Extracted data entries:
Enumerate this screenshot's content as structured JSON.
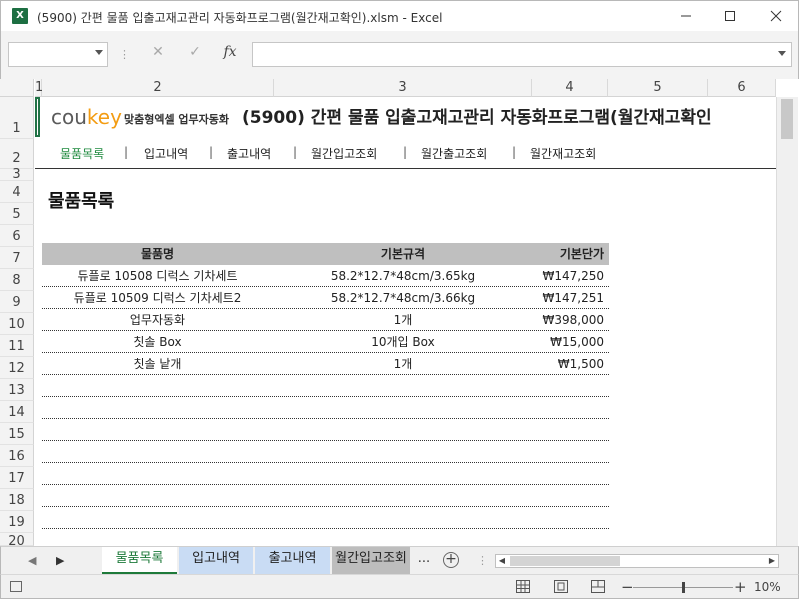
{
  "window": {
    "title": "(5900) 간편 물품 입출고재고관리 자동화프로그램(월간재고확인).xlsm  -  Excel",
    "app_icon": "X"
  },
  "columns": [
    "1",
    "2",
    "3",
    "4",
    "5",
    "6"
  ],
  "rows": [
    "1",
    "2",
    "3",
    "4",
    "5",
    "6",
    "7",
    "8",
    "9",
    "10",
    "11",
    "12",
    "13",
    "14",
    "15",
    "16",
    "17",
    "18",
    "19",
    "20"
  ],
  "sheet": {
    "logo_main": "cou",
    "logo_accent": "key",
    "logo_sub": "맞춤형엑셀 업무자동화",
    "title": "(5900) 간편 물품 입출고재고관리 자동화프로그램(월간재고확인",
    "nav": [
      "물품목록",
      "입고내역",
      "출고내역",
      "월간입고조회",
      "월간출고조회",
      "월간재고조회"
    ],
    "nav_separator": "|",
    "section_title": "물품목록",
    "table": {
      "headers": [
        "물품명",
        "기본규격",
        "기본단가"
      ],
      "rows": [
        [
          "듀플로 10508 디럭스 기차세트",
          "58.2*12.7*48cm/3.65kg",
          "₩147,250"
        ],
        [
          "듀플로 10509 디럭스 기차세트2",
          "58.2*12.7*48cm/3.66kg",
          "₩147,251"
        ],
        [
          "업무자동화",
          "1개",
          "₩398,000"
        ],
        [
          "칫솔 Box",
          "10개입 Box",
          "₩15,000"
        ],
        [
          "칫솔 낱개",
          "1개",
          "₩1,500"
        ],
        [
          "",
          "",
          ""
        ],
        [
          "",
          "",
          ""
        ],
        [
          "",
          "",
          ""
        ],
        [
          "",
          "",
          ""
        ],
        [
          "",
          "",
          ""
        ],
        [
          "",
          "",
          ""
        ],
        [
          "",
          "",
          ""
        ],
        [
          "",
          "",
          ""
        ]
      ]
    }
  },
  "tabs": [
    {
      "label": "물품목록",
      "style": "active"
    },
    {
      "label": "입고내역",
      "style": "blue"
    },
    {
      "label": "출고내역",
      "style": "blue"
    },
    {
      "label": "월간입고조회",
      "style": "gray"
    }
  ],
  "tab_overflow": "...",
  "status": {
    "zoom": "10%"
  },
  "colors": {
    "excel_green": "#217346",
    "accent_orange": "#f39c12",
    "active_nav": "#1e8a3e"
  }
}
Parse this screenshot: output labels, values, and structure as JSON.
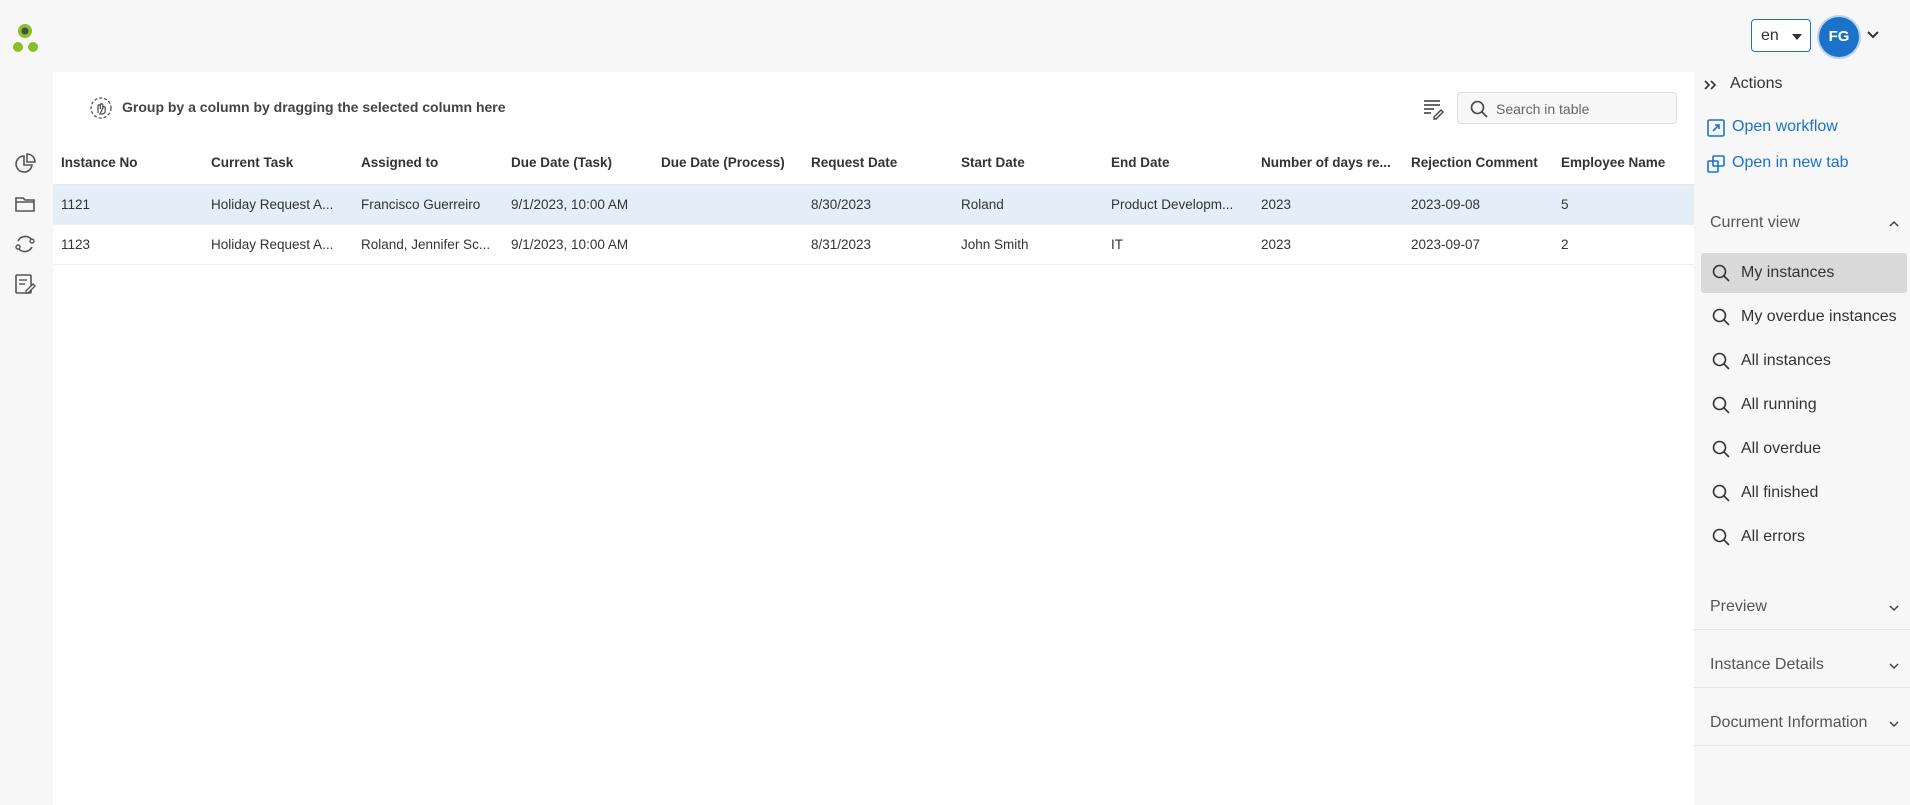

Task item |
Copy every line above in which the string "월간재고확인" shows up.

Result of this exercise |
    "title": "(5900) 간편 물품 입출고재고관리 자동화프로그램(월간재고확인).xlsm  -  Excel",
    "title": "(5900) 간편 물품 입출고재고관리 자동화프로그램(월간재고확인",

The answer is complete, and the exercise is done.